Google and Facebook are among a group of companies that are planning to file a complaint with France's State Council, the country's highest judicial body, against a local law that mandates these companies retain users' personal data for a year.
According to a BBC report Wednesday, the directive, which was passed in early-March, requires e-commerce sites and those offering services such as videos, music and e-mail services, to keep a range of their users' personal information, including full names, postal addresses, e-mail addresses and passwords. Such data will need to be handled to French authorities, including the police and tax and social security agencies, when requested.
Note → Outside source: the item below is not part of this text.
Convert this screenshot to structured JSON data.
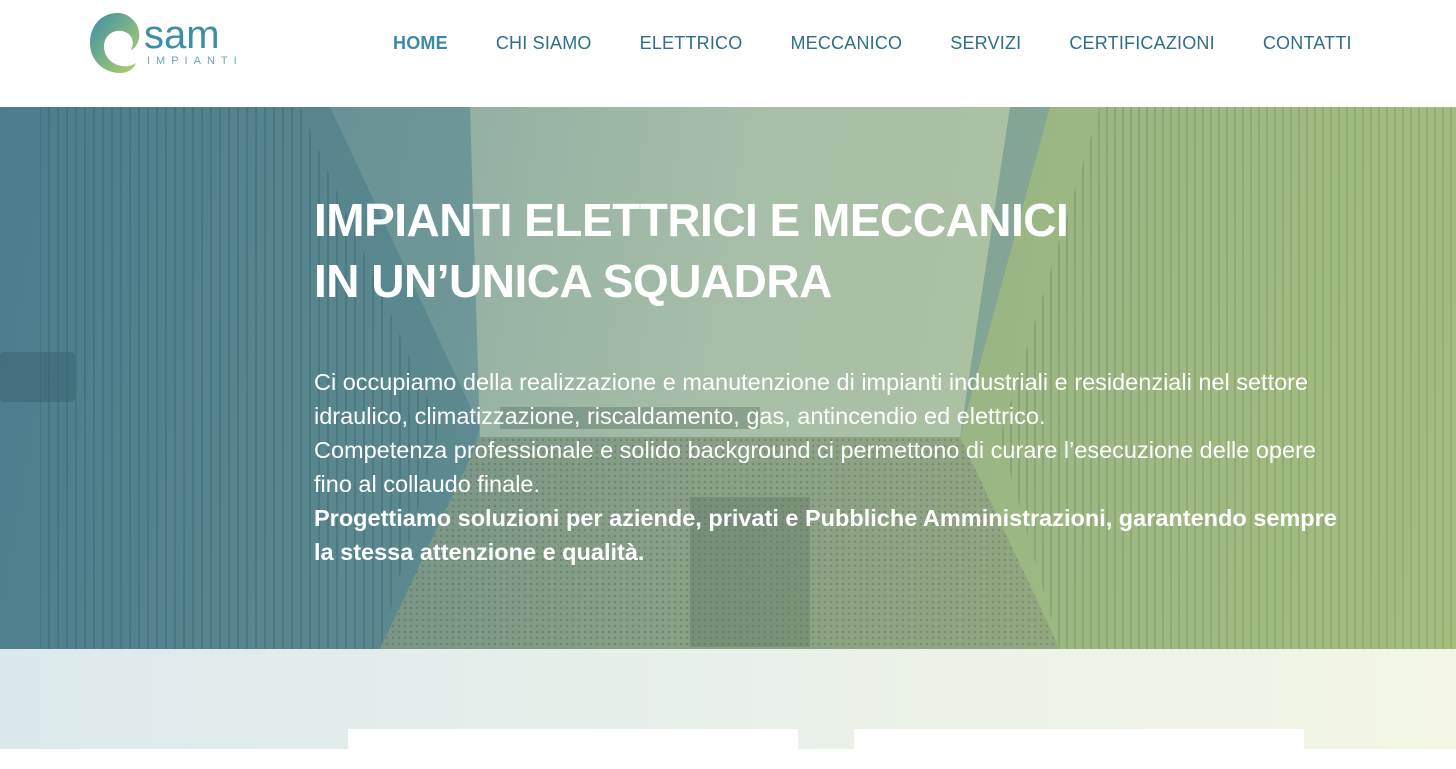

Apart from Google and Facebook, over 20 Web companies with operations in France including eBay and Dailymotion will be involved in the State Council case, said their representative French Association of Internet Community Services (ASIC).
BBC quoted ASIC head, Benoit Tabaka, to describe the data law as unnecessarily draconian. Tabaka added that it was passed without consultation with the European Commission, and warned that the mandate for these Web sites to collect and retain passwords could have security implications.
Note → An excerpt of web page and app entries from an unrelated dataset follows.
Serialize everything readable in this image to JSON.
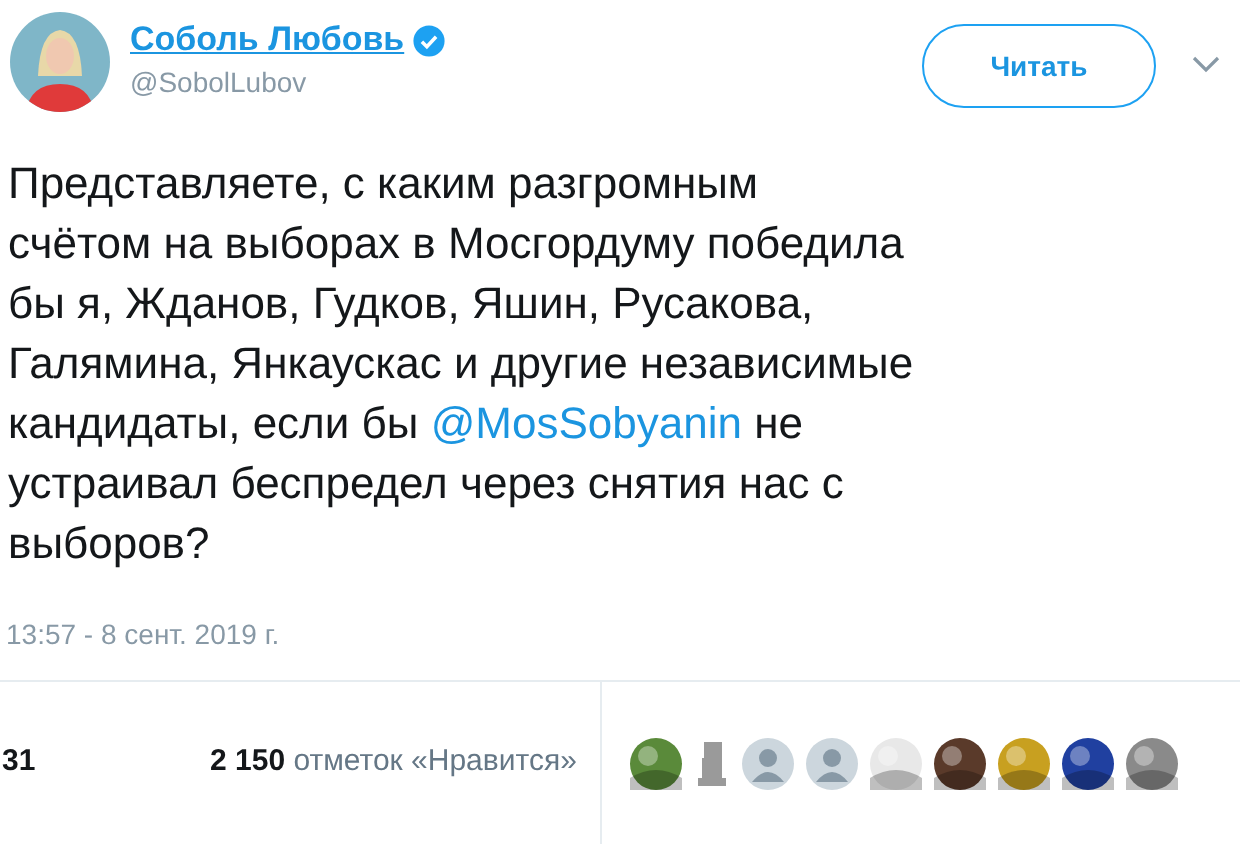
{
  "author": {
    "name": "Соболь Любовь",
    "handle": "@SobolLubov",
    "verified": true
  },
  "follow_button": {
    "label": "Читать"
  },
  "tweet": {
    "text_before": "Представляете, с каким разгромным\nсчётом на выборах в Мосгордуму победила\nбы я, Жданов, Гудков, Яшин, Русакова,\nГалямина, Янкаускас и другие независимые\nкандидаты, если бы ",
    "mention": "@MosSobyanin",
    "text_after": " не\nустраивал беспредел через снятия нас с\nвыборов?"
  },
  "timestamp": "13:57 - 8 сент. 2019 г.",
  "stats": {
    "retweets_count": "31",
    "likes_count": "2 150",
    "likes_label": "отметок «Нравится»"
  },
  "likers": [
    {
      "kind": "picture",
      "color": "#5a8a3a"
    },
    {
      "kind": "drawing",
      "color": "#9a9a9a"
    },
    {
      "kind": "default",
      "color": "#ccd6dd"
    },
    {
      "kind": "default",
      "color": "#ccd6dd"
    },
    {
      "kind": "picture",
      "color": "#e8e8e8"
    },
    {
      "kind": "picture",
      "color": "#5a3a2a"
    },
    {
      "kind": "picture",
      "color": "#c8a020"
    },
    {
      "kind": "picture",
      "color": "#2040a0"
    },
    {
      "kind": "picture",
      "color": "#8a8a8a"
    }
  ]
}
ASIC will be filing the legal complaint this week, with the aim to see the French law repealed.